OverviewPoint 8300 is the highest peak in the Rincon (Spanish for corner) spur of the Sandia Mountains located just east of Albuquerque, New Mexico. It is most easily seen as the pointy, pyramid-shaped spire on Rincon Ridge when driving north on Tramway Boulevard in Albuquerque. Although it is unnamed, it presents a decent challenge to would-be ascensionists with minor route-finding, and a class 2/3 scramble up the northeast ridge. Despite its proximity to Albuquerque, the trail-less summit is often overlooked by its more famous and named neighbors.

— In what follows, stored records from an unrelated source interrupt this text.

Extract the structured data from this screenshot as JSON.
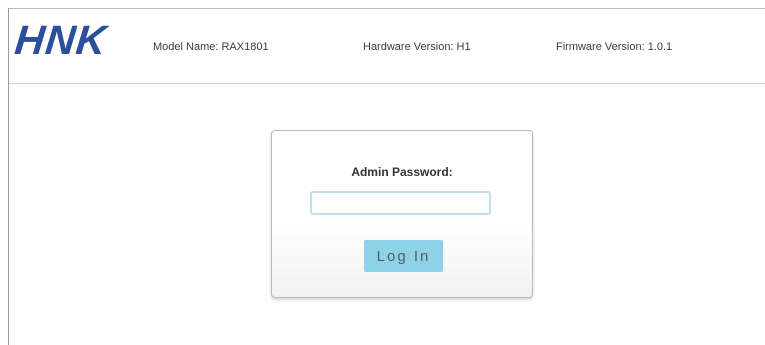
{
  "header": {
    "logo_text": "HNK",
    "model_name": "Model Name: RAX1801",
    "hardware_version": "Hardware Version: H1",
    "firmware_version": "Firmware Version: 1.0.1"
  },
  "login": {
    "password_label": "Admin Password:",
    "password_value": "",
    "button_label": "Log In"
  },
  "colors": {
    "logo": "#2b4f9a",
    "header_divider": "#bfe3b4",
    "button_bg": "#8dd2e6",
    "input_border": "#bfe0ef"
  }
}
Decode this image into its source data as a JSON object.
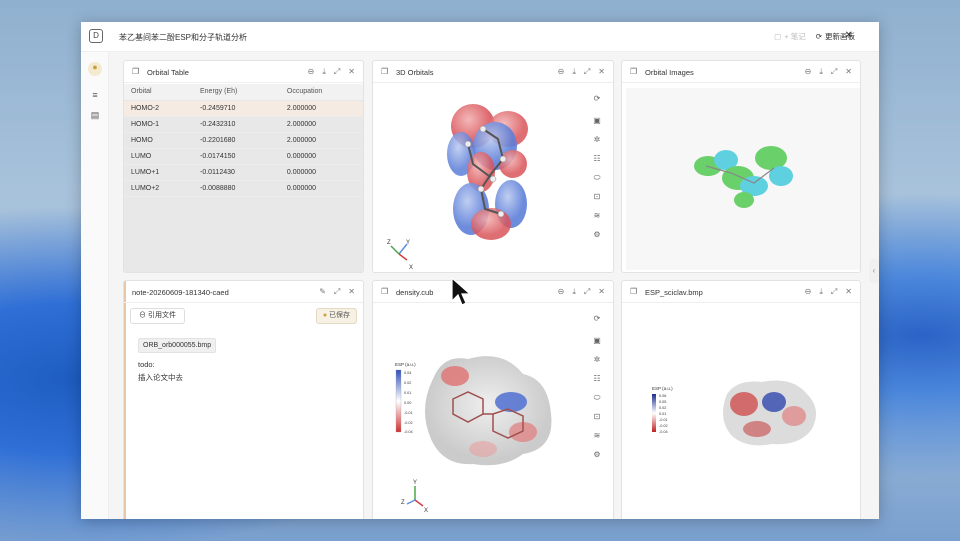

The main route to the summit is via the Piedra Lisa Trail #135 to Rincon Ridge and a bushwhack west for about a mile.
Rincon Peak (8163 feet). To the east towers the main mass of the Sandias with the 1000-foot wall of rock known as the Shield, the grand pyramid-shaped spectacle of the Needle, and the radio-tower covered summit of Sandia Peak itself. From the summit of Point 8300 one can see the Manzano Mountains, the Jemez Mountains, Mount Taylor, Cabezon Peak, and the Sierra Ladrones.
The flora and fauna of this mountain is much the same as the rest of the Sandias. Black Bear (Ursus americanus), Mountain Lion (Puma concolor), and Abert's Squirrels (Sciurus aberti) abound. Piñon Pine (Pinus edulis), Ponderosa Pine (Pinus ponderosa), Juniper, and Gambel's Oak (Quercus gambelii) are the predominant plants of the area.
The Sandias are also well-known for their geologic uniqueness. First, there is an abundance of Sandia granite, a type of granite only found in this mountain range. Second, from the summit of Point 8300 and the saddle of Rincon Ridge, the Great Unconformity is clearly visible high on the escarpment of the Sandias. The Great Unconformity is an unusual gap in the geologic record where the Sandia granite meets its cap of fossil-rich limestone.
Getting ThereFrom I-25 north of I-40, head east on Tramway Blvd. past Sandia Casino for approximately 3 miles until you can make a left turn onto FR 333 to the La Luz Trailhead, and the Juan Tabo and La Cueva Picnic Grounds. Stay on the main paved road ignoring the turn-offs to La Cueva Picnic Grounds and the La Luz Trailhead. Immediately after the turn-off to the La Luz Trailhead, the road will become FR 333D and turn to dirt. About 1/2 mile further on is the parking lot with a turn off to the left. There is a gate (sometimes open and sometimes not) and a sign marking the no public access Evergreen Hills Subdivision, as well as the parking area for the Piedra Lisa #135 Trailhead. Parking is $3 per car and there are two pay stations: 1) Just off of Tramway Road and 2) Just as FR 333D turns to dirt. Be sure to pay as the rangers do check frequently.
Red TapeThere is no Red Tape for this climb except to pay the $3 parking fee. Parking is $3 per car and there are two pay stations: 1) Just off of Tramway Road and 2) Just as FR 333D turns to dirt. Be sure to pay as the rangers do check frequently.
CampingDispersed camping is allowed in the Sandias, but there are no designated campgrounds. Fires are not allowed. This hike is close enough to town that it is easy to stay with a friend or in a hotel.
MapsThe 7.5 USGS map is Sandia Crest (NM).
The Cibola National Forest publishes the Sandia Mountain Wilderness Map available locally in Albuquerque at REI near the intersection of Montaño and I-25. It costs about $14.95 and is plasticized for weatherproofing. You can get it for $7 if you go directly to the Cibola National Forest Office off of Osuna. To get there from I-25 head west on Osuna. Take a right onto Chappell Drive. The office will be on the west side of the street in about 1/4 mile.
Probably the best map to purchase is the newer Sandia Mountains – GPS Powered Trail Map by Dharma Maps. It is a 1:45,000 scale topographic map complete with GPS coordinates, mileages, and access points. It is printed on waterproof paper and is smaller, more detailed, and more portable than the National Forest map. It can be purchased at Amazon.com for $9.95, and is also available locally at REI near the intersection of Montaño and I-25.
External LinksSandia Mountain Hiking Guide by Mike Coltrin
Cibola National Forest